▸ Problem details: Please report each line of the data below that contains "this".

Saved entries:
----------

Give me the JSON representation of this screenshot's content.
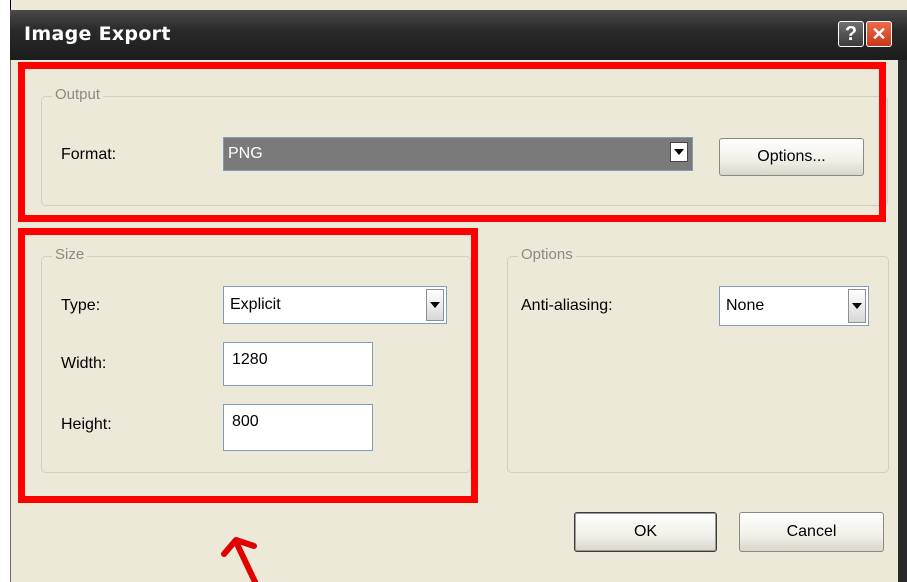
{
  "dialog": {
    "title": "Image Export",
    "help_symbol": "?",
    "close_symbol": "✕"
  },
  "output": {
    "group_label": "Output",
    "format_label": "Format:",
    "format_value": "PNG",
    "options_button": "Options..."
  },
  "size": {
    "group_label": "Size",
    "type_label": "Type:",
    "type_value": "Explicit",
    "width_label": "Width:",
    "width_value": "1280",
    "height_label": "Height:",
    "height_value": "800"
  },
  "options": {
    "group_label": "Options",
    "antialias_label": "Anti-aliasing:",
    "antialias_value": "None"
  },
  "buttons": {
    "ok": "OK",
    "cancel": "Cancel"
  },
  "annotation": {
    "highlight_color": "#ff0000",
    "arrow_color": "#e00000"
  }
}
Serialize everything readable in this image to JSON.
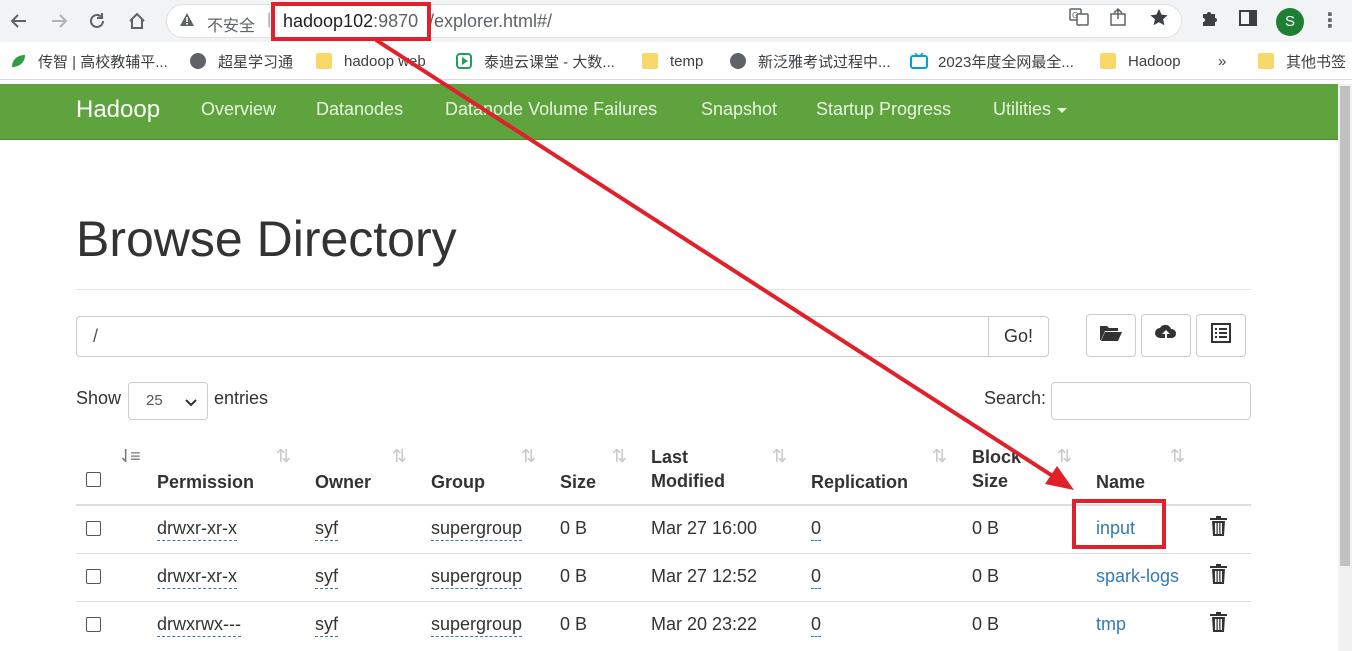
{
  "browser": {
    "insecure_label": "不安全",
    "separator": "|",
    "url_host": "hadoop102",
    "url_port": ":9870",
    "url_path": "/explorer.html#/",
    "profile_initial": "S",
    "bookmarks": [
      {
        "label": "传智 | 高校教辅平...",
        "icon": "leaf-icon"
      },
      {
        "label": "超星学习通",
        "icon": "globe-icon"
      },
      {
        "label": "hadoop web",
        "icon": "folder-icon"
      },
      {
        "label": "泰迪云课堂 - 大数...",
        "icon": "play-icon"
      },
      {
        "label": "temp",
        "icon": "folder-icon"
      },
      {
        "label": "新泛雅考试过程中...",
        "icon": "globe-icon"
      },
      {
        "label": "2023年度全网最全...",
        "icon": "tv-icon"
      },
      {
        "label": "Hadoop",
        "icon": "folder-icon"
      },
      {
        "label": "»",
        "icon": ""
      },
      {
        "label": "其他书签",
        "icon": "folder-icon"
      }
    ]
  },
  "navbar": {
    "brand": "Hadoop",
    "links": [
      "Overview",
      "Datanodes",
      "Datanode Volume Failures",
      "Snapshot",
      "Startup Progress",
      "Utilities"
    ]
  },
  "page": {
    "title": "Browse Directory",
    "path_value": "/",
    "go_label": "Go!",
    "show_label": "Show",
    "entries_value": "25",
    "entries_label": "entries",
    "search_label": "Search:"
  },
  "table": {
    "headers": {
      "permission": "Permission",
      "owner": "Owner",
      "group": "Group",
      "size": "Size",
      "last": "Last",
      "modified": "Modified",
      "replication": "Replication",
      "block": "Block",
      "block_size": "Size",
      "name": "Name"
    },
    "rows": [
      {
        "permission": "drwxr-xr-x",
        "owner": "syf",
        "group": "supergroup",
        "size": "0 B",
        "modified": "Mar 27 16:00",
        "replication": "0",
        "block_size": "0 B",
        "name": "input"
      },
      {
        "permission": "drwxr-xr-x",
        "owner": "syf",
        "group": "supergroup",
        "size": "0 B",
        "modified": "Mar 27 12:52",
        "replication": "0",
        "block_size": "0 B",
        "name": "spark-logs"
      },
      {
        "permission": "drwxrwx---",
        "owner": "syf",
        "group": "supergroup",
        "size": "0 B",
        "modified": "Mar 20 23:22",
        "replication": "0",
        "block_size": "0 B",
        "name": "tmp"
      }
    ]
  },
  "colors": {
    "navbar": "#5fa33e",
    "link": "#337ab7",
    "annotation": "#e0202a"
  }
}
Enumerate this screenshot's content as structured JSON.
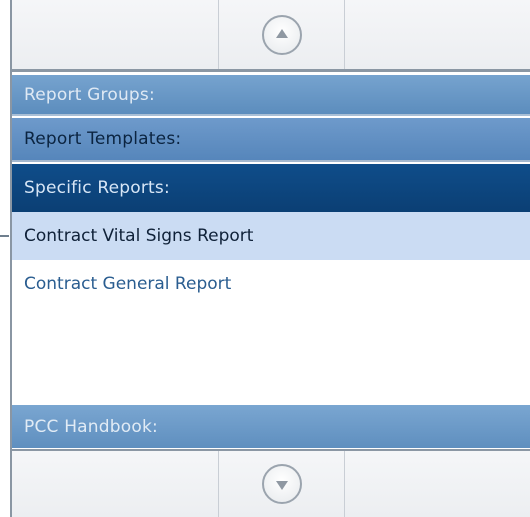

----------

▸ Reply:
Give me the JSON representation of this screenshot's content.
Serialize everything readable in this image to JSON.
Enumerate this screenshot's content as structured JSON.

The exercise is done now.